> _Work instructions_
Every entry below should come back unchanged, except that the pictures are dropped.

> _Excerpted records_
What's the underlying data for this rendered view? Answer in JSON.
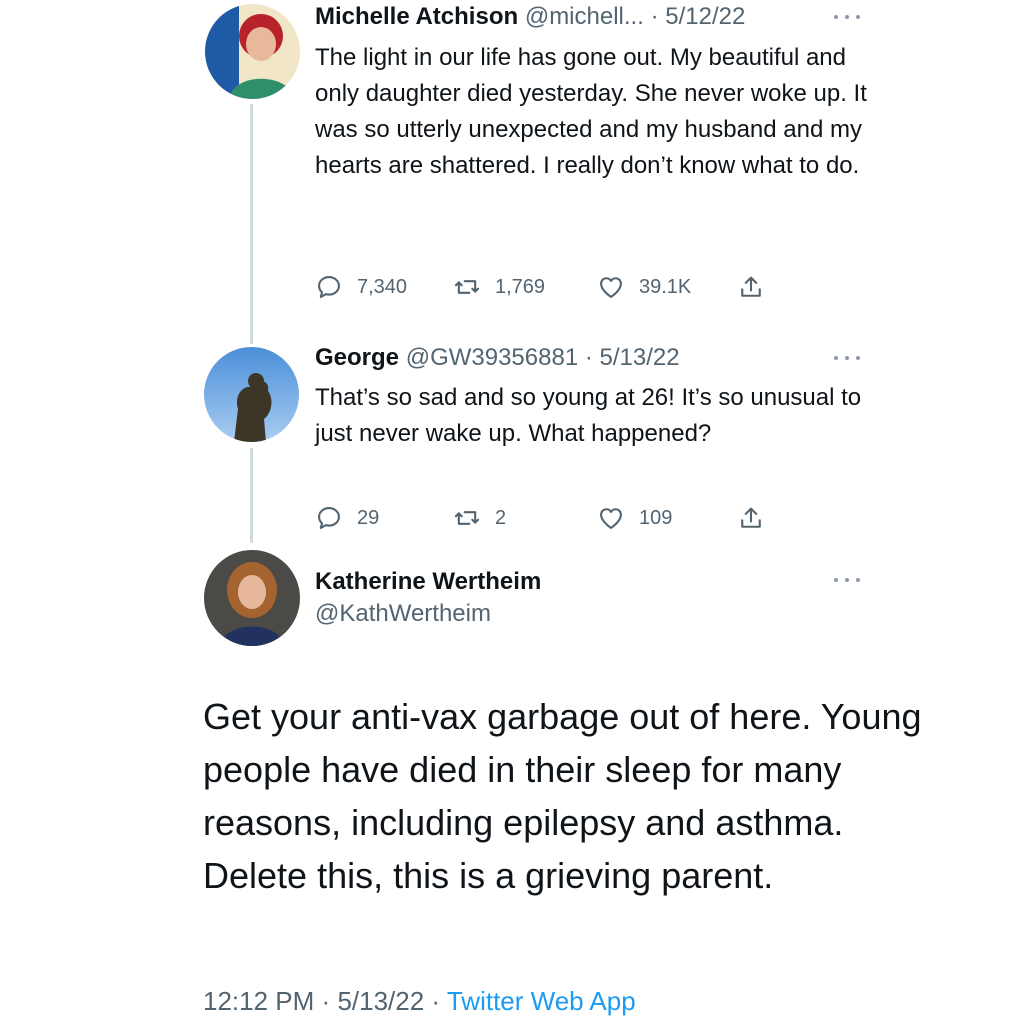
{
  "tweets": [
    {
      "name": "Michelle Atchison",
      "handle": "@michell...",
      "separator": "·",
      "date": "5/12/22",
      "text": "The light in our life has gone out. My beautiful and only daughter died yesterday. She never woke up. It was so utterly unexpected and my husband and my hearts are shattered. I really don’t know what to do.",
      "replies": "7,340",
      "retweets": "1,769",
      "likes": "39.1K"
    },
    {
      "name": "George",
      "handle": "@GW39356881",
      "separator": "·",
      "date": "5/13/22",
      "text": "That’s so sad and so young at 26! It’s so unusual to just never wake up. What happened?",
      "replies": "29",
      "retweets": "2",
      "likes": "109"
    }
  ],
  "main_tweet": {
    "name": "Katherine Wertheim",
    "handle": "@KathWertheim",
    "text": "Get your anti-vax garbage out of here. Young people have died in their sleep for many reasons, including epilepsy and asthma. Delete this, this is a grieving parent.",
    "time": "12:12 PM",
    "separator": "·",
    "date": "5/13/22",
    "source": "Twitter Web App"
  },
  "colors": {
    "text": "#0f1419",
    "secondary": "#536471",
    "link": "#1d9bf0",
    "thread_line": "#cfd9de"
  },
  "icons": [
    "reply-icon",
    "retweet-icon",
    "like-icon",
    "share-icon",
    "more-icon"
  ]
}
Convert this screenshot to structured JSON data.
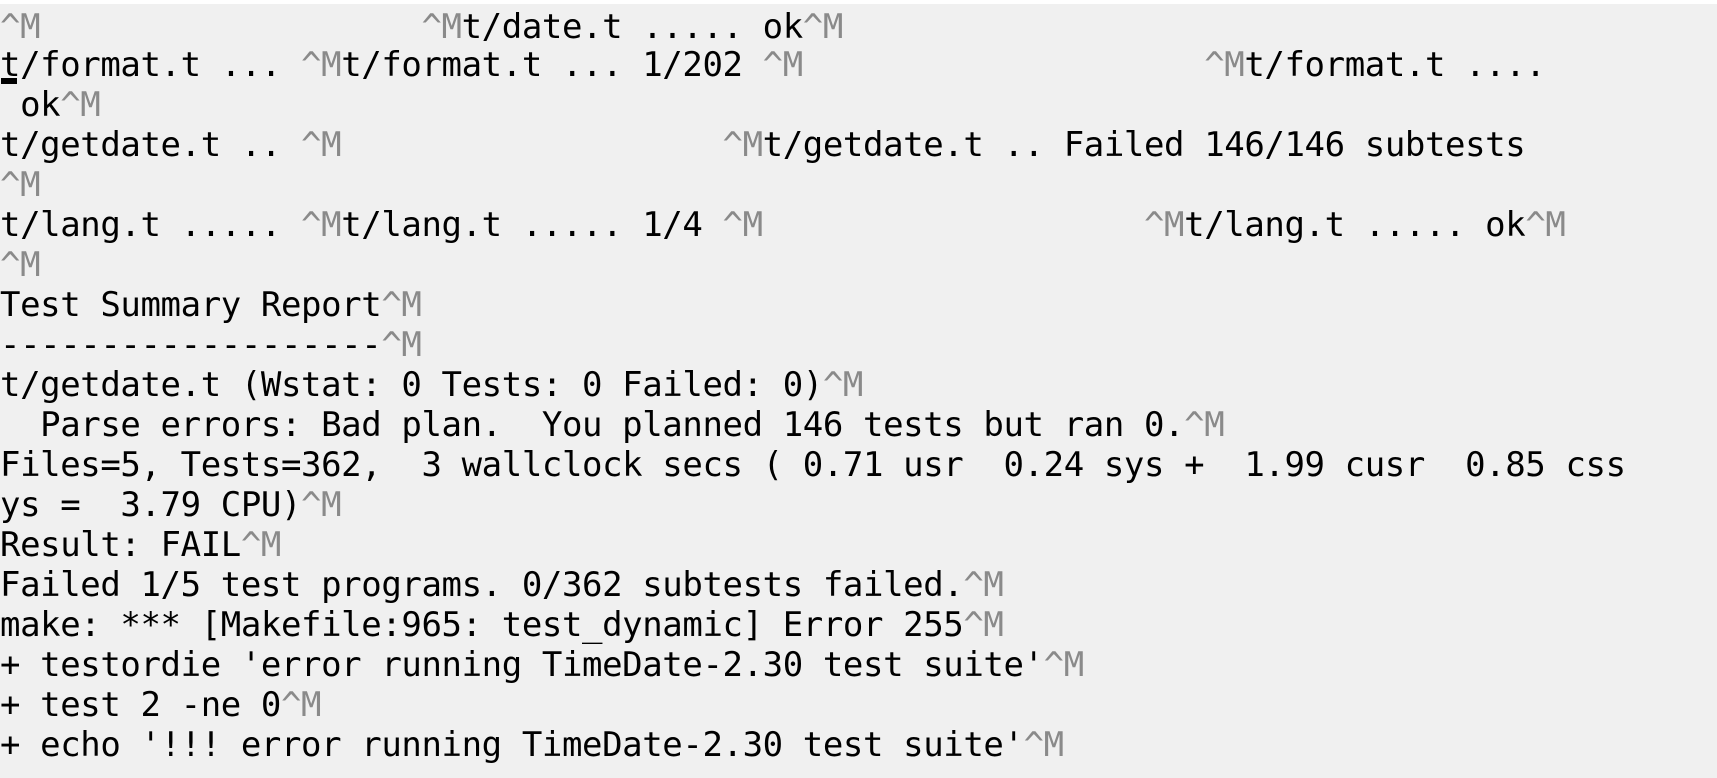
{
  "terminal": {
    "lines": [
      {
        "t1": "",
        "c1": "^M",
        "t2": "                   ",
        "c2": "^M",
        "t3": "t/date.t ..... ok",
        "c3": "^M"
      },
      {
        "t1": "t/format.t ... ",
        "c1": "^M",
        "t2": "t/format.t ... 1/202 ",
        "c2": "^M",
        "t3": "                    ",
        "c3": "^M",
        "t4": "t/format.t ...."
      },
      {
        "t1": " ok",
        "c1": "^M"
      },
      {
        "t1": "t/getdate.t .. ",
        "c1": "^M",
        "t2": "                   ",
        "c2": "^M",
        "t3": "t/getdate.t .. Failed 146/146 subtests"
      },
      {
        "c1": "^M"
      },
      {
        "t1": "t/lang.t ..... ",
        "c1": "^M",
        "t2": "t/lang.t ..... 1/4 ",
        "c2": "^M",
        "t3": "                   ",
        "c3": "^M",
        "t4": "t/lang.t ..... ok",
        "c4": "^M"
      },
      {
        "c1": "^M"
      },
      {
        "t1": "Test Summary Report",
        "c1": "^M"
      },
      {
        "t1": "-------------------",
        "c1": "^M"
      },
      {
        "t1": "t/getdate.t (Wstat: 0 Tests: 0 Failed: 0)",
        "c1": "^M"
      },
      {
        "t1": "  Parse errors: Bad plan.  You planned 146 tests but ran 0.",
        "c1": "^M"
      },
      {
        "t1": "Files=5, Tests=362,  3 wallclock secs ( 0.71 usr  0.24 sys +  1.99 cusr  0.85 css"
      },
      {
        "t1": "ys =  3.79 CPU)",
        "c1": "^M"
      },
      {
        "t1": "Result: FAIL",
        "c1": "^M"
      },
      {
        "t1": "Failed 1/5 test programs. 0/362 subtests failed.",
        "c1": "^M"
      },
      {
        "t1": "make: *** [Makefile:965: test_dynamic] Error 255",
        "c1": "^M"
      },
      {
        "t1": "+ testordie 'error running TimeDate-2.30 test suite'",
        "c1": "^M"
      },
      {
        "t1": "+ test 2 -ne 0",
        "c1": "^M"
      },
      {
        "t1": "+ echo '!!! error running TimeDate-2.30 test suite'",
        "c1": "^M"
      }
    ]
  }
}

> _Problem solution_
What's the underlying data for this rendered view? Answer in JSON.
{
  "tweets": [
    {
      "name": "Michelle Atchison",
      "handle": "@michell...",
      "separator": "·",
      "date": "5/12/22",
      "text": "The light in our life has gone out. My beautiful and only daughter died yesterday. She never woke up. It was so utterly unexpected and my husband and my hearts are shattered. I really don’t know what to do.",
      "replies": "7,340",
      "retweets": "1,769",
      "likes": "39.1K"
    },
    {
      "name": "George",
      "handle": "@GW39356881",
      "separator": "·",
      "date": "5/13/22",
      "text": "That’s so sad and so young at 26! It’s so unusual to just never wake up. What happened?",
      "replies": "29",
      "retweets": "2",
      "likes": "109"
    }
  ],
  "main_tweet": {
    "name": "Katherine Wertheim",
    "handle": "@KathWertheim",
    "text": "Get your anti-vax garbage out of here. Young people have died in their sleep for many reasons, including epilepsy and asthma. Delete this, this is a grieving parent.",
    "time": "12:12 PM",
    "separator": "·",
    "date": "5/13/22",
    "source": "Twitter Web App"
  },
  "colors": {
    "text": "#0f1419",
    "secondary": "#536471",
    "link": "#1d9bf0",
    "thread_line": "#cfd9de"
  },
  "icons": [
    "reply-icon",
    "retweet-icon",
    "like-icon",
    "share-icon",
    "more-icon"
  ]
}
Convert this screenshot to structured JSON data.
{
  "terminal": {
    "lines": [
      {
        "t1": "",
        "c1": "^M",
        "t2": "                   ",
        "c2": "^M",
        "t3": "t/date.t ..... ok",
        "c3": "^M"
      },
      {
        "t1": "t/format.t ... ",
        "c1": "^M",
        "t2": "t/format.t ... 1/202 ",
        "c2": "^M",
        "t3": "                    ",
        "c3": "^M",
        "t4": "t/format.t ...."
      },
      {
        "t1": " ok",
        "c1": "^M"
      },
      {
        "t1": "t/getdate.t .. ",
        "c1": "^M",
        "t2": "                   ",
        "c2": "^M",
        "t3": "t/getdate.t .. Failed 146/146 subtests"
      },
      {
        "c1": "^M"
      },
      {
        "t1": "t/lang.t ..... ",
        "c1": "^M",
        "t2": "t/lang.t ..... 1/4 ",
        "c2": "^M",
        "t3": "                   ",
        "c3": "^M",
        "t4": "t/lang.t ..... ok",
        "c4": "^M"
      },
      {
        "c1": "^M"
      },
      {
        "t1": "Test Summary Report",
        "c1": "^M"
      },
      {
        "t1": "-------------------",
        "c1": "^M"
      },
      {
        "t1": "t/getdate.t (Wstat: 0 Tests: 0 Failed: 0)",
        "c1": "^M"
      },
      {
        "t1": "  Parse errors: Bad plan.  You planned 146 tests but ran 0.",
        "c1": "^M"
      },
      {
        "t1": "Files=5, Tests=362,  3 wallclock secs ( 0.71 usr  0.24 sys +  1.99 cusr  0.85 css"
      },
      {
        "t1": "ys =  3.79 CPU)",
        "c1": "^M"
      },
      {
        "t1": "Result: FAIL",
        "c1": "^M"
      },
      {
        "t1": "Failed 1/5 test programs. 0/362 subtests failed.",
        "c1": "^M"
      },
      {
        "t1": "make: *** [Makefile:965: test_dynamic] Error 255",
        "c1": "^M"
      },
      {
        "t1": "+ testordie 'error running TimeDate-2.30 test suite'",
        "c1": "^M"
      },
      {
        "t1": "+ test 2 -ne 0",
        "c1": "^M"
      },
      {
        "t1": "+ echo '!!! error running TimeDate-2.30 test suite'",
        "c1": "^M"
      }
    ]
  }
}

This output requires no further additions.